WHAT NEEDS TO BE DONE | Repeat the records below exactly.
+--
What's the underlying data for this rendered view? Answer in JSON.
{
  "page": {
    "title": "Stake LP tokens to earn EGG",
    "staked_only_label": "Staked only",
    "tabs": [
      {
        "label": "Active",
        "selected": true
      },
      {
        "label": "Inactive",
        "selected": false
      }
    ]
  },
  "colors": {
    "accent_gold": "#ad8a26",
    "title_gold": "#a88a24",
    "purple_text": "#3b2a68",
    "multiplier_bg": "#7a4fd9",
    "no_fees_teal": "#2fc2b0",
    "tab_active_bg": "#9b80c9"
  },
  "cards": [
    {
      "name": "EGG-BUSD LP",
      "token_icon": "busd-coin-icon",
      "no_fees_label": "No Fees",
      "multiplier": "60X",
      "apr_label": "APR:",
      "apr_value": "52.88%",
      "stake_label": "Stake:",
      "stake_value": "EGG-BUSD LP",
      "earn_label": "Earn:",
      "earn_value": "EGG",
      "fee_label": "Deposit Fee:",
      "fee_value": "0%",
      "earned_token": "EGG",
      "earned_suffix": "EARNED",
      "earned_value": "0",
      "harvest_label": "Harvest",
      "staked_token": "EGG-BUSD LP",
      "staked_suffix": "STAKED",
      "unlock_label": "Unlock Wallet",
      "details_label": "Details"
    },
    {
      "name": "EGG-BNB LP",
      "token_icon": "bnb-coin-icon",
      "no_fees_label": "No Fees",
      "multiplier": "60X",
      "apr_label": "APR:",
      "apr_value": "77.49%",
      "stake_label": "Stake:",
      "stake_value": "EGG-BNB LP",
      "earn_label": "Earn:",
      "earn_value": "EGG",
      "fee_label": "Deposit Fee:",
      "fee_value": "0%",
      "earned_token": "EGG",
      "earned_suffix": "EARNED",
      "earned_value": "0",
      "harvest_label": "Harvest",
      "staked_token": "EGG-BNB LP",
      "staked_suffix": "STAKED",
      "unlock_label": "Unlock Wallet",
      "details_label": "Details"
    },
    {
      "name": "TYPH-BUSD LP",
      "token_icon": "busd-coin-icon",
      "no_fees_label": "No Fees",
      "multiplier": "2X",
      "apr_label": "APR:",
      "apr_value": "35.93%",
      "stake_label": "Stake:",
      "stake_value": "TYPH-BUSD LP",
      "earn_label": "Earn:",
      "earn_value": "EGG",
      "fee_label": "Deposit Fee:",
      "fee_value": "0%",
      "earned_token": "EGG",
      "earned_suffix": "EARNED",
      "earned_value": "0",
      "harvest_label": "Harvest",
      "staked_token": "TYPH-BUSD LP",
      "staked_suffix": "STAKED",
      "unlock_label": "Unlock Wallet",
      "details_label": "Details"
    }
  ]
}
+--
REPLY |
What's the underlying data for this rendered view? Answer in JSON.
{
  "page": {
    "title": "Stake LP tokens to earn EGG",
    "staked_only_label": "Staked only",
    "tabs": [
      {
        "label": "Active",
        "selected": true
      },
      {
        "label": "Inactive",
        "selected": false
      }
    ]
  },
  "colors": {
    "accent_gold": "#ad8a26",
    "title_gold": "#a88a24",
    "purple_text": "#3b2a68",
    "multiplier_bg": "#7a4fd9",
    "no_fees_teal": "#2fc2b0",
    "tab_active_bg": "#9b80c9"
  },
  "cards": [
    {
      "name": "EGG-BUSD LP",
      "token_icon": "busd-coin-icon",
      "no_fees_label": "No Fees",
      "multiplier": "60X",
      "apr_label": "APR:",
      "apr_value": "52.88%",
      "stake_label": "Stake:",
      "stake_value": "EGG-BUSD LP",
      "earn_label": "Earn:",
      "earn_value": "EGG",
      "fee_label": "Deposit Fee:",
      "fee_value": "0%",
      "earned_token": "EGG",
      "earned_suffix": "EARNED",
      "earned_value": "0",
      "harvest_label": "Harvest",
      "staked_token": "EGG-BUSD LP",
      "staked_suffix": "STAKED",
      "unlock_label": "Unlock Wallet",
      "details_label": "Details"
    },
    {
      "name": "EGG-BNB LP",
      "token_icon": "bnb-coin-icon",
      "no_fees_label": "No Fees",
      "multiplier": "60X",
      "apr_label": "APR:",
      "apr_value": "77.49%",
      "stake_label": "Stake:",
      "stake_value": "EGG-BNB LP",
      "earn_label": "Earn:",
      "earn_value": "EGG",
      "fee_label": "Deposit Fee:",
      "fee_value": "0%",
      "earned_token": "EGG",
      "earned_suffix": "EARNED",
      "earned_value": "0",
      "harvest_label": "Harvest",
      "staked_token": "EGG-BNB LP",
      "staked_suffix": "STAKED",
      "unlock_label": "Unlock Wallet",
      "details_label": "Details"
    },
    {
      "name": "TYPH-BUSD LP",
      "token_icon": "busd-coin-icon",
      "no_fees_label": "No Fees",
      "multiplier": "2X",
      "apr_label": "APR:",
      "apr_value": "35.93%",
      "stake_label": "Stake:",
      "stake_value": "TYPH-BUSD LP",
      "earn_label": "Earn:",
      "earn_value": "EGG",
      "fee_label": "Deposit Fee:",
      "fee_value": "0%",
      "earned_token": "EGG",
      "earned_suffix": "EARNED",
      "earned_value": "0",
      "harvest_label": "Harvest",
      "staked_token": "TYPH-BUSD LP",
      "staked_suffix": "STAKED",
      "unlock_label": "Unlock Wallet",
      "details_label": "Details"
    }
  ]
}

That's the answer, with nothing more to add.